Following the latest NLW increase on 1 April, a survey of more than 500 SME workers, who are paid the NLW, were asked how their roles had changed since the statutory measure was first introduced in April 2016.
We take a look at why UK companies have signed up to the voluntary Living Wage rate and the benefits resultant of this decision.
The Living Wage is a voluntary rate independently calculated from the National Living Wage, comprising what campaign creator Living Wage Foundation deems as the real cost of UK life. And with inflation putting pressure on households, the rate has increased once more.
The latest high-profile company to feel the wrath of the government is Debenhams, which was included in the largest list of minimum wage offenders to date.
The National Living Wage rate changed in April 2017, or was it the National Minimum Wage There’s confusion between the two, so here’s an explanation with the Living Wage thrown in as an extra. Prepare to be bewildered.
When it comes to looking at 2017 retail predictions, we must first recognise the retail landscape is a changeable place that requires forward planning.
A pair of scissors could be taken to John Lewis benefits for staff, perks that made it one of the most attractive retailers on the high street to work for.
Everton FC has joined Chelsea FC to become the latest Premier League Football club signed up to the Live Wage Foundation paying all staff the rate.
There are plenty of things most of us are glad have been consigned to the history books, but it appears some company owners still have their feet firmly in the past when it comes to getting a fair day’s pay for a fair day’s work.
With the National Living Wage (NLW) still being met with reluctance, we asked eight small business leaders what they thought of the Living Wage – and why they embraced it.
If you run a business where you can't afford to pay a proper wage, then you're not running a proper business.

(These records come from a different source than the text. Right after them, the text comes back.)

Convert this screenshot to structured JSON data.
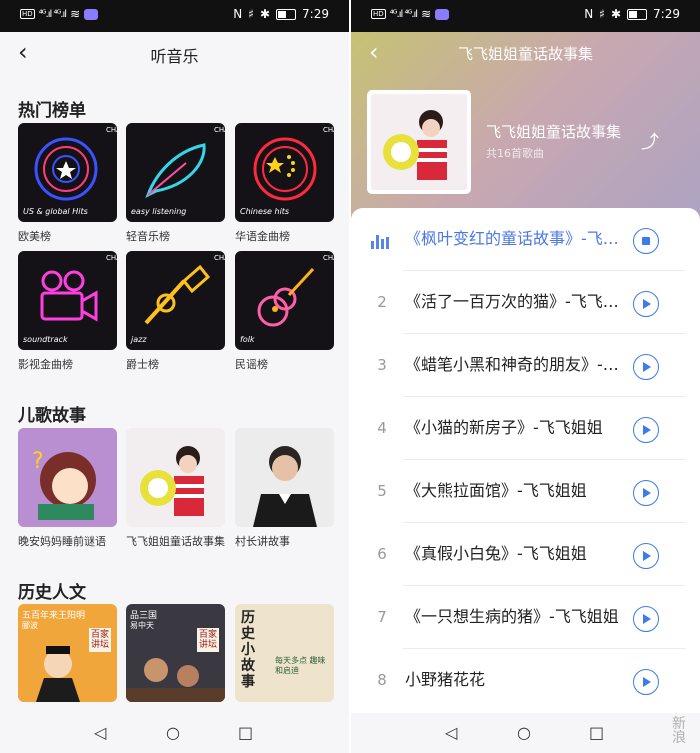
{
  "status": {
    "hd1": "HD",
    "hd2": "HD",
    "sig": "⁴ᴳ.ıl ⁴ᴳ.ıl",
    "nfc": "N",
    "vib": "♯",
    "bt": "✱",
    "time": "7:29"
  },
  "left": {
    "title": "听音乐",
    "sections": {
      "charts": "热门榜单",
      "kids": "儿歌故事",
      "history": "历史人文"
    },
    "charts": [
      {
        "caption": "欧美榜",
        "tag": "US & global Hits",
        "color": "#3b52ff"
      },
      {
        "caption": "轻音乐榜",
        "tag": "easy listening",
        "color": "#35d6e8"
      },
      {
        "caption": "华语金曲榜",
        "tag": "Chinese hits",
        "color": "#ff2a3c"
      },
      {
        "caption": "影视金曲榜",
        "tag": "soundtrack",
        "color": "#ff3fe0"
      },
      {
        "caption": "爵士榜",
        "tag": "jazz",
        "color": "#ffc21a"
      },
      {
        "caption": "民谣榜",
        "tag": "folk",
        "color": "#ff5fa8"
      }
    ],
    "chart_brand": "CHARTS",
    "kids": [
      {
        "caption": "晚安妈妈睡前谜语"
      },
      {
        "caption": "飞飞姐姐童话故事集"
      },
      {
        "caption": "村长讲故事"
      }
    ],
    "history": [
      {
        "caption": "",
        "line1": "五百年来王阳明",
        "line2": "郦波",
        "badge": "百家讲坛"
      },
      {
        "caption": "",
        "line1": "品三国",
        "line2": "易中天",
        "badge": "百家讲坛"
      },
      {
        "caption": "",
        "line1": "历史小故事",
        "line2": "每天多点 趣味和启迪",
        "badge": ""
      }
    ]
  },
  "right": {
    "title": "飞飞姐姐童话故事集",
    "album_name": "飞飞姐姐童话故事集",
    "album_count": "共16首歌曲",
    "songs": [
      {
        "num": "",
        "title": "《枫叶变红的童话故事》-飞飞姐姐",
        "playing": true
      },
      {
        "num": "2",
        "title": "《活了一百万次的猫》-飞飞姐姐",
        "playing": false
      },
      {
        "num": "3",
        "title": "《蜡笔小黑和神奇的朋友》-飞飞姐姐",
        "playing": false
      },
      {
        "num": "4",
        "title": "《小猫的新房子》-飞飞姐姐",
        "playing": false
      },
      {
        "num": "5",
        "title": "《大熊拉面馆》-飞飞姐姐",
        "playing": false
      },
      {
        "num": "6",
        "title": "《真假小白兔》-飞飞姐姐",
        "playing": false
      },
      {
        "num": "7",
        "title": "《一只想生病的猪》-飞飞姐姐",
        "playing": false
      },
      {
        "num": "8",
        "title": "小野猪花花",
        "playing": false
      }
    ],
    "watermark": "新\n浪"
  },
  "nav": {
    "back": "◁",
    "home": "○",
    "recent": "□"
  },
  "colors": {
    "accent": "#3b7bea",
    "playing": "#4a78e6"
  }
}
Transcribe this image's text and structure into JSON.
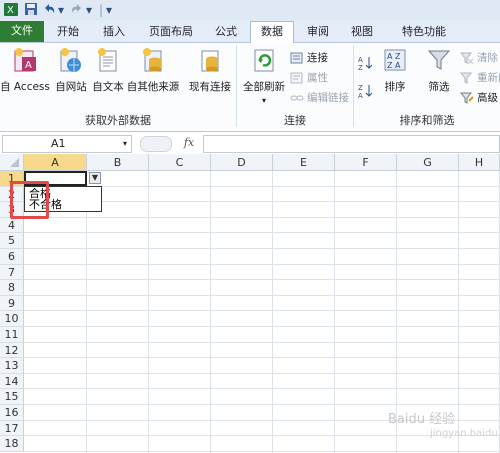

There was a great deal camouflaged in the latest Budget, not least by the political chaos and backbiting that has followed it.